Brow Beat

Pete Doherty’s “Flags of the Old Regime” Is a Raw, Poetic Tribute to Amy Winehouse

Pete Doherty.

Photo by Matt Cardy/Getty Images

The friendship between Amy Winehouse and Libertines frontman Pete Doherty always made sense: They were two sides of the same coin, precocious, tabloid-prone British musicians whose sheer talent was marred by constant struggles with drug abuse and depression. Winehouse tragically succumbed to those struggles in 2011, but Doherty, thankfully, is now clean after several months of rehab. He’s marked his return with “Flags of the Old Regime,” a poignant tribute to Winehouse that pairs his poetic lyrics with some sublime orchestration.

The song isn’t exactly new: it’s been circulating in various formats since Doherty wrote it following Winehouse’s death. But it’s truly moving in final form. Doherty’s Cockney warble is stronger than its been in years, and his lament for a friend’s last days (“You stand up there in front of the whole wide world/ And you don’t feel them songs no more”) evokes a raw and acute sense of mourning.

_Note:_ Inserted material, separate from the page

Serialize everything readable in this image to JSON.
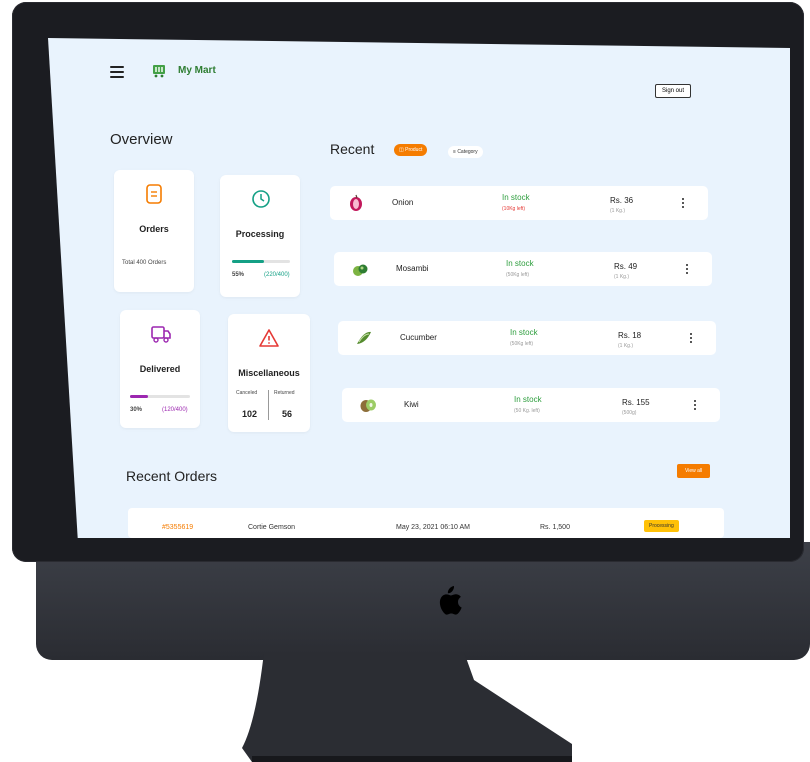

All proceeds from the single will go to the Amy Winehouse Foundation.